* Goal of the exercise:
Output the entries that follow character for character. Leave every image out.
━━━━━ Material for the task
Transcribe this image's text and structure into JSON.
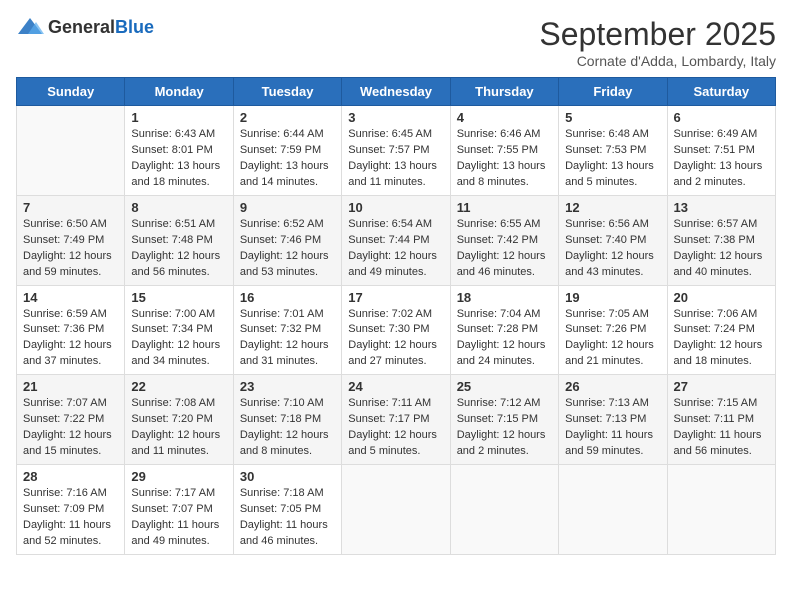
{
  "header": {
    "logo_general": "General",
    "logo_blue": "Blue",
    "month_title": "September 2025",
    "location": "Cornate d'Adda, Lombardy, Italy"
  },
  "days_of_week": [
    "Sunday",
    "Monday",
    "Tuesday",
    "Wednesday",
    "Thursday",
    "Friday",
    "Saturday"
  ],
  "weeks": [
    [
      {
        "day": "",
        "content": ""
      },
      {
        "day": "1",
        "content": "Sunrise: 6:43 AM\nSunset: 8:01 PM\nDaylight: 13 hours\nand 18 minutes."
      },
      {
        "day": "2",
        "content": "Sunrise: 6:44 AM\nSunset: 7:59 PM\nDaylight: 13 hours\nand 14 minutes."
      },
      {
        "day": "3",
        "content": "Sunrise: 6:45 AM\nSunset: 7:57 PM\nDaylight: 13 hours\nand 11 minutes."
      },
      {
        "day": "4",
        "content": "Sunrise: 6:46 AM\nSunset: 7:55 PM\nDaylight: 13 hours\nand 8 minutes."
      },
      {
        "day": "5",
        "content": "Sunrise: 6:48 AM\nSunset: 7:53 PM\nDaylight: 13 hours\nand 5 minutes."
      },
      {
        "day": "6",
        "content": "Sunrise: 6:49 AM\nSunset: 7:51 PM\nDaylight: 13 hours\nand 2 minutes."
      }
    ],
    [
      {
        "day": "7",
        "content": "Sunrise: 6:50 AM\nSunset: 7:49 PM\nDaylight: 12 hours\nand 59 minutes."
      },
      {
        "day": "8",
        "content": "Sunrise: 6:51 AM\nSunset: 7:48 PM\nDaylight: 12 hours\nand 56 minutes."
      },
      {
        "day": "9",
        "content": "Sunrise: 6:52 AM\nSunset: 7:46 PM\nDaylight: 12 hours\nand 53 minutes."
      },
      {
        "day": "10",
        "content": "Sunrise: 6:54 AM\nSunset: 7:44 PM\nDaylight: 12 hours\nand 49 minutes."
      },
      {
        "day": "11",
        "content": "Sunrise: 6:55 AM\nSunset: 7:42 PM\nDaylight: 12 hours\nand 46 minutes."
      },
      {
        "day": "12",
        "content": "Sunrise: 6:56 AM\nSunset: 7:40 PM\nDaylight: 12 hours\nand 43 minutes."
      },
      {
        "day": "13",
        "content": "Sunrise: 6:57 AM\nSunset: 7:38 PM\nDaylight: 12 hours\nand 40 minutes."
      }
    ],
    [
      {
        "day": "14",
        "content": "Sunrise: 6:59 AM\nSunset: 7:36 PM\nDaylight: 12 hours\nand 37 minutes."
      },
      {
        "day": "15",
        "content": "Sunrise: 7:00 AM\nSunset: 7:34 PM\nDaylight: 12 hours\nand 34 minutes."
      },
      {
        "day": "16",
        "content": "Sunrise: 7:01 AM\nSunset: 7:32 PM\nDaylight: 12 hours\nand 31 minutes."
      },
      {
        "day": "17",
        "content": "Sunrise: 7:02 AM\nSunset: 7:30 PM\nDaylight: 12 hours\nand 27 minutes."
      },
      {
        "day": "18",
        "content": "Sunrise: 7:04 AM\nSunset: 7:28 PM\nDaylight: 12 hours\nand 24 minutes."
      },
      {
        "day": "19",
        "content": "Sunrise: 7:05 AM\nSunset: 7:26 PM\nDaylight: 12 hours\nand 21 minutes."
      },
      {
        "day": "20",
        "content": "Sunrise: 7:06 AM\nSunset: 7:24 PM\nDaylight: 12 hours\nand 18 minutes."
      }
    ],
    [
      {
        "day": "21",
        "content": "Sunrise: 7:07 AM\nSunset: 7:22 PM\nDaylight: 12 hours\nand 15 minutes."
      },
      {
        "day": "22",
        "content": "Sunrise: 7:08 AM\nSunset: 7:20 PM\nDaylight: 12 hours\nand 11 minutes."
      },
      {
        "day": "23",
        "content": "Sunrise: 7:10 AM\nSunset: 7:18 PM\nDaylight: 12 hours\nand 8 minutes."
      },
      {
        "day": "24",
        "content": "Sunrise: 7:11 AM\nSunset: 7:17 PM\nDaylight: 12 hours\nand 5 minutes."
      },
      {
        "day": "25",
        "content": "Sunrise: 7:12 AM\nSunset: 7:15 PM\nDaylight: 12 hours\nand 2 minutes."
      },
      {
        "day": "26",
        "content": "Sunrise: 7:13 AM\nSunset: 7:13 PM\nDaylight: 11 hours\nand 59 minutes."
      },
      {
        "day": "27",
        "content": "Sunrise: 7:15 AM\nSunset: 7:11 PM\nDaylight: 11 hours\nand 56 minutes."
      }
    ],
    [
      {
        "day": "28",
        "content": "Sunrise: 7:16 AM\nSunset: 7:09 PM\nDaylight: 11 hours\nand 52 minutes."
      },
      {
        "day": "29",
        "content": "Sunrise: 7:17 AM\nSunset: 7:07 PM\nDaylight: 11 hours\nand 49 minutes."
      },
      {
        "day": "30",
        "content": "Sunrise: 7:18 AM\nSunset: 7:05 PM\nDaylight: 11 hours\nand 46 minutes."
      },
      {
        "day": "",
        "content": ""
      },
      {
        "day": "",
        "content": ""
      },
      {
        "day": "",
        "content": ""
      },
      {
        "day": "",
        "content": ""
      }
    ]
  ]
}
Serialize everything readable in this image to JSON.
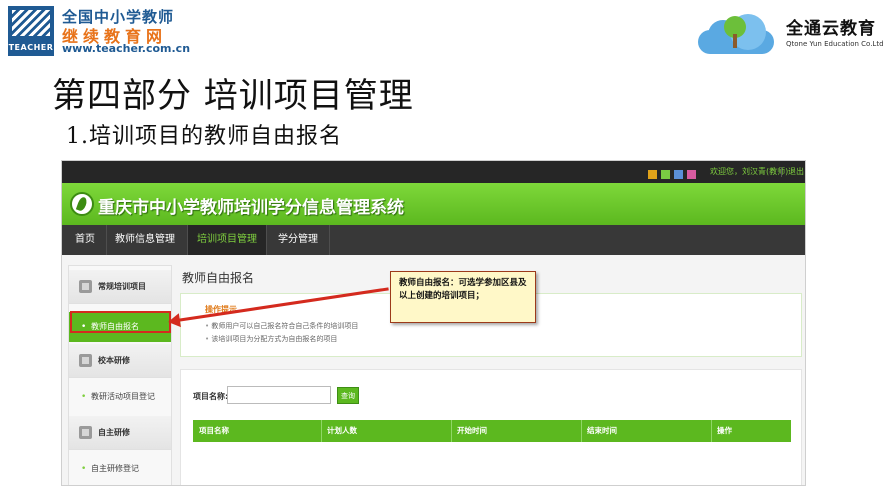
{
  "header": {
    "logo_left": {
      "mark_text": "TEACHER",
      "line1": "全国中小学教师",
      "line2": "继续教育网",
      "url": "www.teacher.com.cn"
    },
    "logo_right": {
      "name_cn": "全通云教育",
      "name_en": "Qtone Yun Education Co.Ltd"
    }
  },
  "slide": {
    "title": "第四部分   培训项目管理",
    "subtitle": "1.培训项目的教师自由报名"
  },
  "app": {
    "topbar": {
      "welcome": "欢迎您，刘汉青(教师)",
      "logout": "退出",
      "theme_colors": [
        "#e0a21a",
        "#7ac943",
        "#5b8fd8",
        "#d85ba0"
      ]
    },
    "system_title": "重庆市中小学教师培训学分信息管理系统",
    "nav": [
      {
        "label": "首页",
        "active": false
      },
      {
        "label": "教师信息管理",
        "active": false
      },
      {
        "label": "培训项目管理",
        "active": true
      },
      {
        "label": "学分管理",
        "active": false
      }
    ],
    "sidebar": {
      "groups": [
        {
          "label": "常规培训项目",
          "items": [
            {
              "label": "教师自由报名",
              "active": true
            }
          ]
        },
        {
          "label": "校本研修",
          "items": [
            {
              "label": "教研活动项目登记",
              "active": false
            }
          ]
        },
        {
          "label": "自主研修",
          "items": [
            {
              "label": "自主研修登记",
              "active": false
            }
          ]
        }
      ]
    },
    "main": {
      "title": "教师自由报名",
      "tips_heading": "操作提示",
      "tips": [
        "教师用户可以自己报名符合自己条件的培训项目",
        "该培训项目为分配方式为自由报名的项目"
      ],
      "search": {
        "label": "项目名称:",
        "value": "",
        "button": "查询"
      },
      "table_headers": [
        "项目名称",
        "计划人数",
        "开始时间",
        "结束时间",
        "操作"
      ]
    }
  },
  "annotation": {
    "callout_text": "教师自由报名：可选学参加区县及以上创建的培训项目；",
    "colors": {
      "highlight": "#d42a1e",
      "callout_bg": "#fff8c8"
    }
  },
  "colors": {
    "accent_green": "#5cb81f",
    "nav_bg": "#383838",
    "topbar_bg": "#262626"
  }
}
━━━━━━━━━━
* Output of the exercise:
Transcribe this image's text and structure into JSON.
{
  "header": {
    "logo_general": "General",
    "logo_blue": "Blue",
    "month_title": "September 2025",
    "location": "Cornate d'Adda, Lombardy, Italy"
  },
  "days_of_week": [
    "Sunday",
    "Monday",
    "Tuesday",
    "Wednesday",
    "Thursday",
    "Friday",
    "Saturday"
  ],
  "weeks": [
    [
      {
        "day": "",
        "content": ""
      },
      {
        "day": "1",
        "content": "Sunrise: 6:43 AM\nSunset: 8:01 PM\nDaylight: 13 hours\nand 18 minutes."
      },
      {
        "day": "2",
        "content": "Sunrise: 6:44 AM\nSunset: 7:59 PM\nDaylight: 13 hours\nand 14 minutes."
      },
      {
        "day": "3",
        "content": "Sunrise: 6:45 AM\nSunset: 7:57 PM\nDaylight: 13 hours\nand 11 minutes."
      },
      {
        "day": "4",
        "content": "Sunrise: 6:46 AM\nSunset: 7:55 PM\nDaylight: 13 hours\nand 8 minutes."
      },
      {
        "day": "5",
        "content": "Sunrise: 6:48 AM\nSunset: 7:53 PM\nDaylight: 13 hours\nand 5 minutes."
      },
      {
        "day": "6",
        "content": "Sunrise: 6:49 AM\nSunset: 7:51 PM\nDaylight: 13 hours\nand 2 minutes."
      }
    ],
    [
      {
        "day": "7",
        "content": "Sunrise: 6:50 AM\nSunset: 7:49 PM\nDaylight: 12 hours\nand 59 minutes."
      },
      {
        "day": "8",
        "content": "Sunrise: 6:51 AM\nSunset: 7:48 PM\nDaylight: 12 hours\nand 56 minutes."
      },
      {
        "day": "9",
        "content": "Sunrise: 6:52 AM\nSunset: 7:46 PM\nDaylight: 12 hours\nand 53 minutes."
      },
      {
        "day": "10",
        "content": "Sunrise: 6:54 AM\nSunset: 7:44 PM\nDaylight: 12 hours\nand 49 minutes."
      },
      {
        "day": "11",
        "content": "Sunrise: 6:55 AM\nSunset: 7:42 PM\nDaylight: 12 hours\nand 46 minutes."
      },
      {
        "day": "12",
        "content": "Sunrise: 6:56 AM\nSunset: 7:40 PM\nDaylight: 12 hours\nand 43 minutes."
      },
      {
        "day": "13",
        "content": "Sunrise: 6:57 AM\nSunset: 7:38 PM\nDaylight: 12 hours\nand 40 minutes."
      }
    ],
    [
      {
        "day": "14",
        "content": "Sunrise: 6:59 AM\nSunset: 7:36 PM\nDaylight: 12 hours\nand 37 minutes."
      },
      {
        "day": "15",
        "content": "Sunrise: 7:00 AM\nSunset: 7:34 PM\nDaylight: 12 hours\nand 34 minutes."
      },
      {
        "day": "16",
        "content": "Sunrise: 7:01 AM\nSunset: 7:32 PM\nDaylight: 12 hours\nand 31 minutes."
      },
      {
        "day": "17",
        "content": "Sunrise: 7:02 AM\nSunset: 7:30 PM\nDaylight: 12 hours\nand 27 minutes."
      },
      {
        "day": "18",
        "content": "Sunrise: 7:04 AM\nSunset: 7:28 PM\nDaylight: 12 hours\nand 24 minutes."
      },
      {
        "day": "19",
        "content": "Sunrise: 7:05 AM\nSunset: 7:26 PM\nDaylight: 12 hours\nand 21 minutes."
      },
      {
        "day": "20",
        "content": "Sunrise: 7:06 AM\nSunset: 7:24 PM\nDaylight: 12 hours\nand 18 minutes."
      }
    ],
    [
      {
        "day": "21",
        "content": "Sunrise: 7:07 AM\nSunset: 7:22 PM\nDaylight: 12 hours\nand 15 minutes."
      },
      {
        "day": "22",
        "content": "Sunrise: 7:08 AM\nSunset: 7:20 PM\nDaylight: 12 hours\nand 11 minutes."
      },
      {
        "day": "23",
        "content": "Sunrise: 7:10 AM\nSunset: 7:18 PM\nDaylight: 12 hours\nand 8 minutes."
      },
      {
        "day": "24",
        "content": "Sunrise: 7:11 AM\nSunset: 7:17 PM\nDaylight: 12 hours\nand 5 minutes."
      },
      {
        "day": "25",
        "content": "Sunrise: 7:12 AM\nSunset: 7:15 PM\nDaylight: 12 hours\nand 2 minutes."
      },
      {
        "day": "26",
        "content": "Sunrise: 7:13 AM\nSunset: 7:13 PM\nDaylight: 11 hours\nand 59 minutes."
      },
      {
        "day": "27",
        "content": "Sunrise: 7:15 AM\nSunset: 7:11 PM\nDaylight: 11 hours\nand 56 minutes."
      }
    ],
    [
      {
        "day": "28",
        "content": "Sunrise: 7:16 AM\nSunset: 7:09 PM\nDaylight: 11 hours\nand 52 minutes."
      },
      {
        "day": "29",
        "content": "Sunrise: 7:17 AM\nSunset: 7:07 PM\nDaylight: 11 hours\nand 49 minutes."
      },
      {
        "day": "30",
        "content": "Sunrise: 7:18 AM\nSunset: 7:05 PM\nDaylight: 11 hours\nand 46 minutes."
      },
      {
        "day": "",
        "content": ""
      },
      {
        "day": "",
        "content": ""
      },
      {
        "day": "",
        "content": ""
      },
      {
        "day": "",
        "content": ""
      }
    ]
  ]
}
Serialize everything readable in this image to JSON.
{
  "header": {
    "logo_left": {
      "mark_text": "TEACHER",
      "line1": "全国中小学教师",
      "line2": "继续教育网",
      "url": "www.teacher.com.cn"
    },
    "logo_right": {
      "name_cn": "全通云教育",
      "name_en": "Qtone Yun Education Co.Ltd"
    }
  },
  "slide": {
    "title": "第四部分   培训项目管理",
    "subtitle": "1.培训项目的教师自由报名"
  },
  "app": {
    "topbar": {
      "welcome": "欢迎您，刘汉青(教师)",
      "logout": "退出",
      "theme_colors": [
        "#e0a21a",
        "#7ac943",
        "#5b8fd8",
        "#d85ba0"
      ]
    },
    "system_title": "重庆市中小学教师培训学分信息管理系统",
    "nav": [
      {
        "label": "首页",
        "active": false
      },
      {
        "label": "教师信息管理",
        "active": false
      },
      {
        "label": "培训项目管理",
        "active": true
      },
      {
        "label": "学分管理",
        "active": false
      }
    ],
    "sidebar": {
      "groups": [
        {
          "label": "常规培训项目",
          "items": [
            {
              "label": "教师自由报名",
              "active": true
            }
          ]
        },
        {
          "label": "校本研修",
          "items": [
            {
              "label": "教研活动项目登记",
              "active": false
            }
          ]
        },
        {
          "label": "自主研修",
          "items": [
            {
              "label": "自主研修登记",
              "active": false
            }
          ]
        }
      ]
    },
    "main": {
      "title": "教师自由报名",
      "tips_heading": "操作提示",
      "tips": [
        "教师用户可以自己报名符合自己条件的培训项目",
        "该培训项目为分配方式为自由报名的项目"
      ],
      "search": {
        "label": "项目名称:",
        "value": "",
        "button": "查询"
      },
      "table_headers": [
        "项目名称",
        "计划人数",
        "开始时间",
        "结束时间",
        "操作"
      ]
    }
  },
  "annotation": {
    "callout_text": "教师自由报名：可选学参加区县及以上创建的培训项目；",
    "colors": {
      "highlight": "#d42a1e",
      "callout_bg": "#fff8c8"
    }
  },
  "colors": {
    "accent_green": "#5cb81f",
    "nav_bg": "#383838",
    "topbar_bg": "#262626"
  }
}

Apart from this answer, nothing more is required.